July 26, 1990: President George H. W. Bush signs the Americans with Disabilities Act (ADA) on the South Lawn of the White House. Described as "the world's first comprehensive declaration of equality for people with disabilities," this legislation broke new ground, building upon earlier legislation such as the Architectural Barriers Act of 1968 and the Rehabilitation Act of 1973.
The New York Public Library acknowledges the 20th anniversary of this landmark law by hosting several events in July 2010.
ADA Day at NYPL—Wednesday, July 7—takes place at the Stephen A. Schwarzman Building's South Court auditorium. At 3 p.m., Matthew P. Sapolin, Commissioner of the Mayor's Office for People with Disabilities kicks off the day's activities by recounting some of the changes the ADA has brought about.
Ruth O'Brien, professor, author and editor, then moderates a panel on the impact of the ADA from a personal point of view, offering analysis of the law to provide a framework for the individual stories.
Panelists Leonard Kriegel, Achim Nowak, and Stephen Kuusisto all contributed essays to the book, Voices from the Edge: Narratives about the Americans with Disabilities Act, which was edited by Dr. O'Brien.

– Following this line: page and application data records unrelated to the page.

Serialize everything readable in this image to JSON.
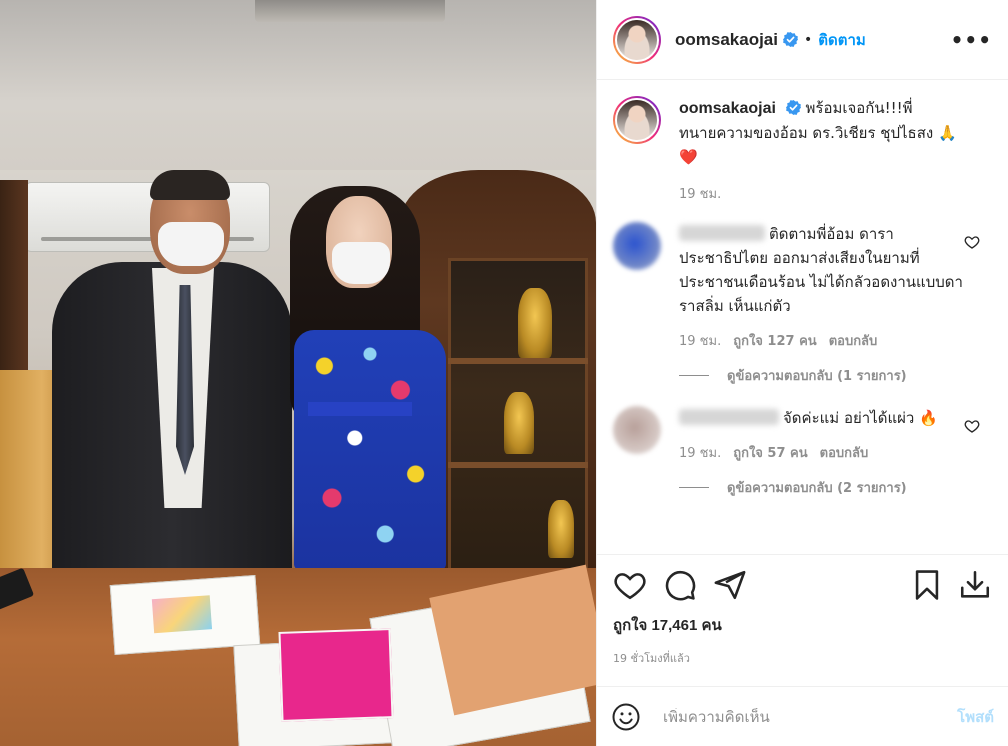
{
  "post": {
    "image_alt": "Photo of two people in masks standing in an office",
    "author": "oomsakaojai",
    "follow_label": "ติดตาม",
    "dot": "•",
    "more": "•••",
    "caption_author": "oomsakaojai",
    "caption": "พร้อมเจอกัน!!!พี่ทนายความของอ้อม ดร.วิเชียร ชุปไธสง 🙏❤️",
    "caption_time": "19 ชม.",
    "likes": "ถูกใจ 17,461 คน",
    "posted_ago": "19 ชั่วโมงที่แล้ว"
  },
  "comments": [
    {
      "text": "ติดตามพี่อ้อม ดาราประชาธิปไตย ออกมาส่งเสียงในยามที่ประชาชนเดือนร้อน ไม่ได้กลัวอดงานแบบดาราสลิ่ม เห็นแก่ตัว",
      "time": "19 ชม.",
      "likes": "ถูกใจ 127 คน",
      "reply": "ตอบกลับ",
      "view_replies": "ดูข้อความตอบกลับ (1 รายการ)"
    },
    {
      "text": "จัดค่ะแม่ อย่าได้แผ่ว 🔥",
      "time": "19 ชม.",
      "likes": "ถูกใจ 57 คน",
      "reply": "ตอบกลับ",
      "view_replies": "ดูข้อความตอบกลับ (2 รายการ)"
    }
  ],
  "composer": {
    "placeholder": "เพิ่มความคิดเห็น",
    "post_label": "โพสต์"
  },
  "colors": {
    "accent": "#0095f6",
    "muted": "#8e8e8e",
    "text": "#262626",
    "post_disabled": "#b2dffc"
  },
  "icons": [
    "verified-badge-icon",
    "more-options-icon",
    "heart-icon",
    "comment-icon",
    "share-icon",
    "bookmark-icon",
    "download-icon",
    "emoji-icon"
  ]
}
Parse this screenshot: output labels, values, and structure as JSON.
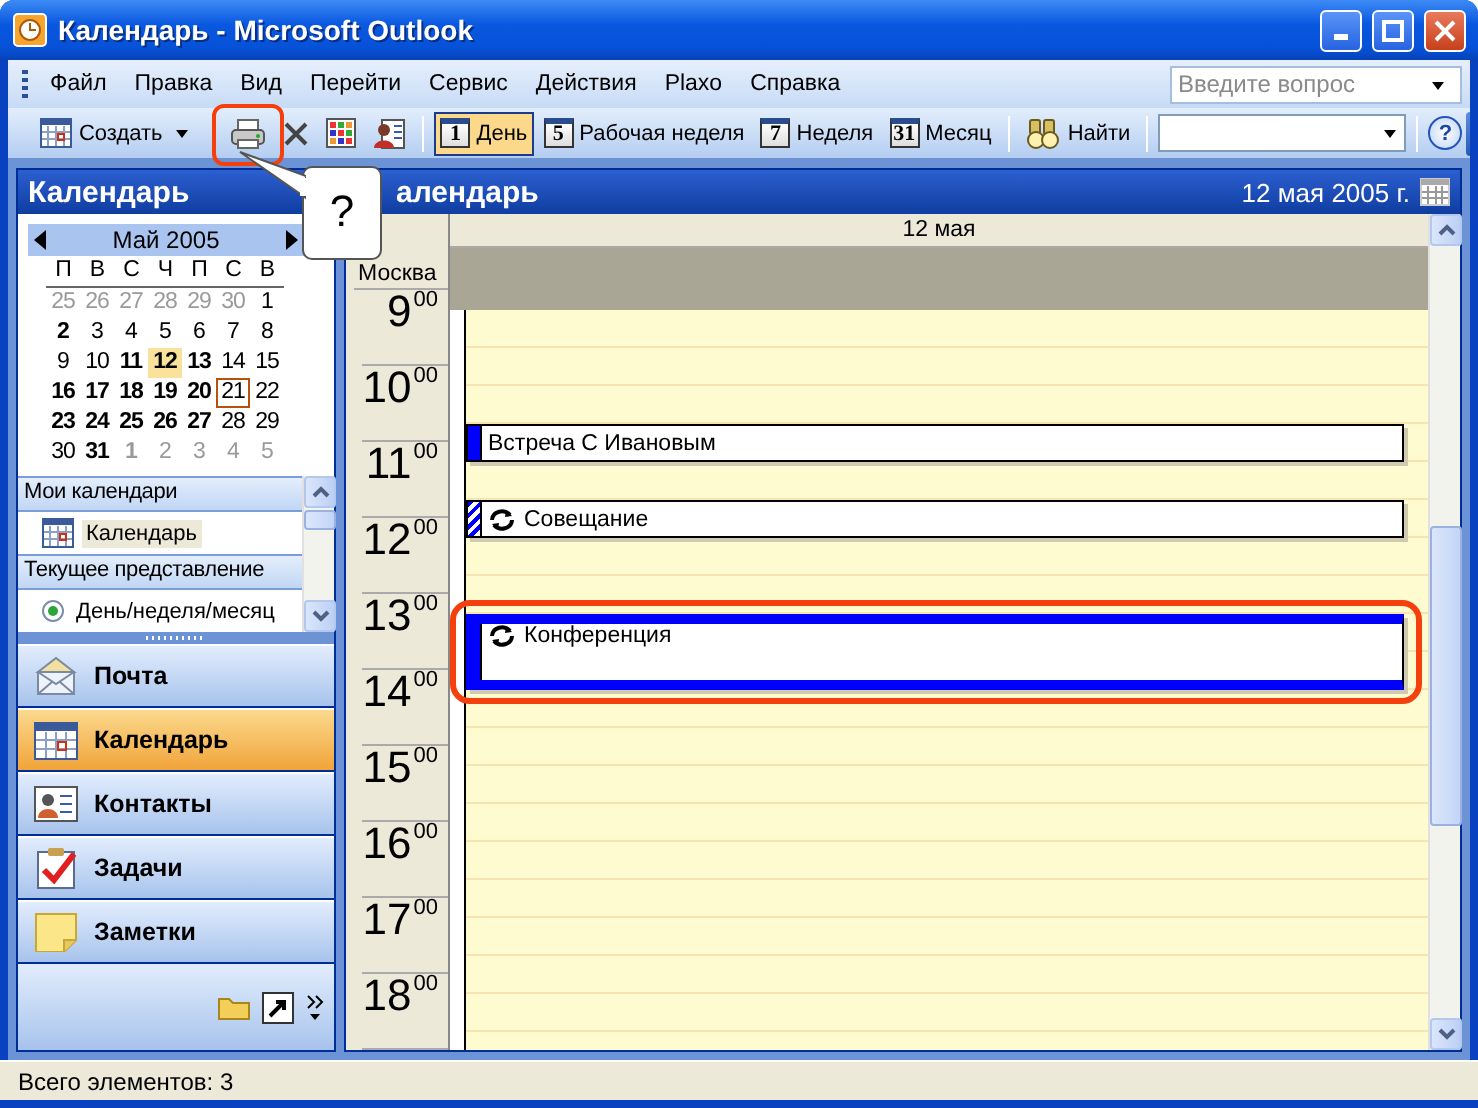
{
  "window": {
    "title": "Календарь - Microsoft Outlook"
  },
  "menu": [
    "Файл",
    "Правка",
    "Вид",
    "Перейти",
    "Сервис",
    "Действия",
    "Plaxo",
    "Справка"
  ],
  "help_search": {
    "placeholder": "Введите вопрос"
  },
  "toolbar": [
    {
      "kind": "new",
      "label": "Создать",
      "selected": false
    },
    {
      "kind": "print",
      "selected": false,
      "highlighted": true
    },
    {
      "kind": "delete",
      "selected": false
    },
    {
      "kind": "grid",
      "selected": false
    },
    {
      "kind": "address_book",
      "selected": false
    },
    {
      "kind": "view",
      "label": "День",
      "icon_text": "1",
      "selected": true
    },
    {
      "kind": "view",
      "label": "Рабочая неделя",
      "icon_text": "5",
      "selected": false
    },
    {
      "kind": "view",
      "label": "Неделя",
      "icon_text": "7",
      "selected": false
    },
    {
      "kind": "view",
      "label": "Месяц",
      "icon_text": "31",
      "selected": false
    },
    {
      "kind": "find",
      "label": "Найти",
      "selected": false
    },
    {
      "kind": "combo",
      "selected": false
    },
    {
      "kind": "help",
      "icon_text": "?",
      "selected": false
    }
  ],
  "callout": {
    "text": "?"
  },
  "nav_pane": {
    "title": "Календарь",
    "mini_calendar": {
      "month": "Май 2005",
      "weekdays": [
        "П",
        "В",
        "С",
        "Ч",
        "П",
        "С",
        "В"
      ],
      "weeks": [
        [
          {
            "d": "25",
            "bold": false,
            "muted": true,
            "selected": false,
            "today": false
          },
          {
            "d": "26",
            "bold": false,
            "muted": true,
            "selected": false,
            "today": false
          },
          {
            "d": "27",
            "bold": false,
            "muted": true,
            "selected": false,
            "today": false
          },
          {
            "d": "28",
            "bold": false,
            "muted": true,
            "selected": false,
            "today": false
          },
          {
            "d": "29",
            "bold": false,
            "muted": true,
            "selected": false,
            "today": false
          },
          {
            "d": "30",
            "bold": false,
            "muted": true,
            "selected": false,
            "today": false
          },
          {
            "d": "1",
            "bold": false,
            "muted": false,
            "selected": false,
            "today": false
          }
        ],
        [
          {
            "d": "2",
            "bold": true,
            "muted": false,
            "selected": false,
            "today": false
          },
          {
            "d": "3",
            "bold": false,
            "muted": false,
            "selected": false,
            "today": false
          },
          {
            "d": "4",
            "bold": false,
            "muted": false,
            "selected": false,
            "today": false
          },
          {
            "d": "5",
            "bold": false,
            "muted": false,
            "selected": false,
            "today": false
          },
          {
            "d": "6",
            "bold": false,
            "muted": false,
            "selected": false,
            "today": false
          },
          {
            "d": "7",
            "bold": false,
            "muted": false,
            "selected": false,
            "today": false
          },
          {
            "d": "8",
            "bold": false,
            "muted": false,
            "selected": false,
            "today": false
          }
        ],
        [
          {
            "d": "9",
            "bold": false,
            "muted": false,
            "selected": false,
            "today": false
          },
          {
            "d": "10",
            "bold": false,
            "muted": false,
            "selected": false,
            "today": false
          },
          {
            "d": "11",
            "bold": true,
            "muted": false,
            "selected": false,
            "today": false
          },
          {
            "d": "12",
            "bold": true,
            "muted": false,
            "selected": true,
            "today": false
          },
          {
            "d": "13",
            "bold": true,
            "muted": false,
            "selected": false,
            "today": false
          },
          {
            "d": "14",
            "bold": false,
            "muted": false,
            "selected": false,
            "today": false
          },
          {
            "d": "15",
            "bold": false,
            "muted": false,
            "selected": false,
            "today": false
          }
        ],
        [
          {
            "d": "16",
            "bold": true,
            "muted": false,
            "selected": false,
            "today": false
          },
          {
            "d": "17",
            "bold": true,
            "muted": false,
            "selected": false,
            "today": false
          },
          {
            "d": "18",
            "bold": true,
            "muted": false,
            "selected": false,
            "today": false
          },
          {
            "d": "19",
            "bold": true,
            "muted": false,
            "selected": false,
            "today": false
          },
          {
            "d": "20",
            "bold": true,
            "muted": false,
            "selected": false,
            "today": false
          },
          {
            "d": "21",
            "bold": false,
            "muted": false,
            "selected": false,
            "today": true
          },
          {
            "d": "22",
            "bold": false,
            "muted": false,
            "selected": false,
            "today": false
          }
        ],
        [
          {
            "d": "23",
            "bold": true,
            "muted": false,
            "selected": false,
            "today": false
          },
          {
            "d": "24",
            "bold": true,
            "muted": false,
            "selected": false,
            "today": false
          },
          {
            "d": "25",
            "bold": true,
            "muted": false,
            "selected": false,
            "today": false
          },
          {
            "d": "26",
            "bold": true,
            "muted": false,
            "selected": false,
            "today": false
          },
          {
            "d": "27",
            "bold": true,
            "muted": false,
            "selected": false,
            "today": false
          },
          {
            "d": "28",
            "bold": false,
            "muted": false,
            "selected": false,
            "today": false
          },
          {
            "d": "29",
            "bold": false,
            "muted": false,
            "selected": false,
            "today": false
          }
        ],
        [
          {
            "d": "30",
            "bold": false,
            "muted": false,
            "selected": false,
            "today": false
          },
          {
            "d": "31",
            "bold": true,
            "muted": false,
            "selected": false,
            "today": false
          },
          {
            "d": "1",
            "bold": true,
            "muted": true,
            "selected": false,
            "today": false
          },
          {
            "d": "2",
            "bold": false,
            "muted": true,
            "selected": false,
            "today": false
          },
          {
            "d": "3",
            "bold": false,
            "muted": true,
            "selected": false,
            "today": false
          },
          {
            "d": "4",
            "bold": false,
            "muted": true,
            "selected": false,
            "today": false
          },
          {
            "d": "5",
            "bold": false,
            "muted": true,
            "selected": false,
            "today": false
          }
        ]
      ]
    },
    "sections": [
      {
        "title": "Мои календари",
        "items": [
          {
            "label": "Календарь",
            "kind": "calendar",
            "selected": true
          }
        ]
      },
      {
        "title": "Текущее представление",
        "items": [
          {
            "label": "День/неделя/месяц",
            "kind": "radio",
            "selected": true
          }
        ]
      }
    ]
  },
  "nav_buttons": [
    {
      "label": "Почта",
      "kind": "mail",
      "selected": false
    },
    {
      "label": "Календарь",
      "kind": "calendar",
      "selected": true
    },
    {
      "label": "Контакты",
      "kind": "contacts",
      "selected": false
    },
    {
      "label": "Задачи",
      "kind": "tasks",
      "selected": false
    },
    {
      "label": "Заметки",
      "kind": "notes",
      "selected": false
    }
  ],
  "calendar": {
    "title": "алендарь",
    "date": "12 мая 2005 г.",
    "day": "12 мая",
    "timezone": "Москва",
    "hours": [
      {
        "hour": "9",
        "minutes": "00"
      },
      {
        "hour": "10",
        "minutes": "00",
        "second_half": [
          {
            "subject": "Встреча С Ивановым",
            "one_hour": false,
            "tentative": false,
            "recurring": false,
            "selected": false
          }
        ]
      },
      {
        "hour": "11",
        "minutes": "00",
        "second_half": [
          {
            "subject": "Совещание",
            "one_hour": false,
            "tentative": true,
            "recurring": true,
            "selected": false
          }
        ]
      },
      {
        "hour": "12",
        "minutes": "00"
      },
      {
        "hour": "13",
        "minutes": "00",
        "first_half": [
          {
            "subject": "Конференция",
            "one_hour": true,
            "tentative": false,
            "recurring": true,
            "selected": true,
            "highlighted": true
          }
        ]
      },
      {
        "hour": "14",
        "minutes": "00"
      },
      {
        "hour": "15",
        "minutes": "00"
      },
      {
        "hour": "16",
        "minutes": "00"
      },
      {
        "hour": "17",
        "minutes": "00"
      },
      {
        "hour": "18",
        "minutes": "00"
      }
    ]
  },
  "status_bar": {
    "text": "Всего элементов: 3"
  }
}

After a break from 5-6 p.m., an evening of performance begins: film, poetry and dance, finishing up with an opportunity for the audience to interact with all the artists.
Director Roger Ross Williams screens his Academy Award-winning documentary film, Music by Prudence, about a Zimbabwean band composed entirely of singers and musicians with disabilities.
Gary Glazner, founder of the Alzheimer's Poetry Project, treats us to some poetry that he normally performs for, and with, people with Alzheimer's disease.
Heidi Latsky, founder and choreographer of The GIMP Project, presents two of GIMP's dancers, Lawrence Carter-Long, in Two Men Walking (music by Sxip Shirey) and a trailer introducing GIMP.
Roger Ross Williams, Gary Glazner, Heidi Latsky, Lawrence Carter-Long and Jeffrey Freeze will assemble on stage to answer questions from the audience.
These events are free of charge; no reservation needed. The auditorium is accessible to people using wheelchairs. ASL interpretation and real-time (CART) captioning will be provided and assistive listening devices will be available.
Additional ADA-related programs will be held at the Mid-Manhattan Library on the rest of the Wednesdays in the month, July 14, 21, and 28.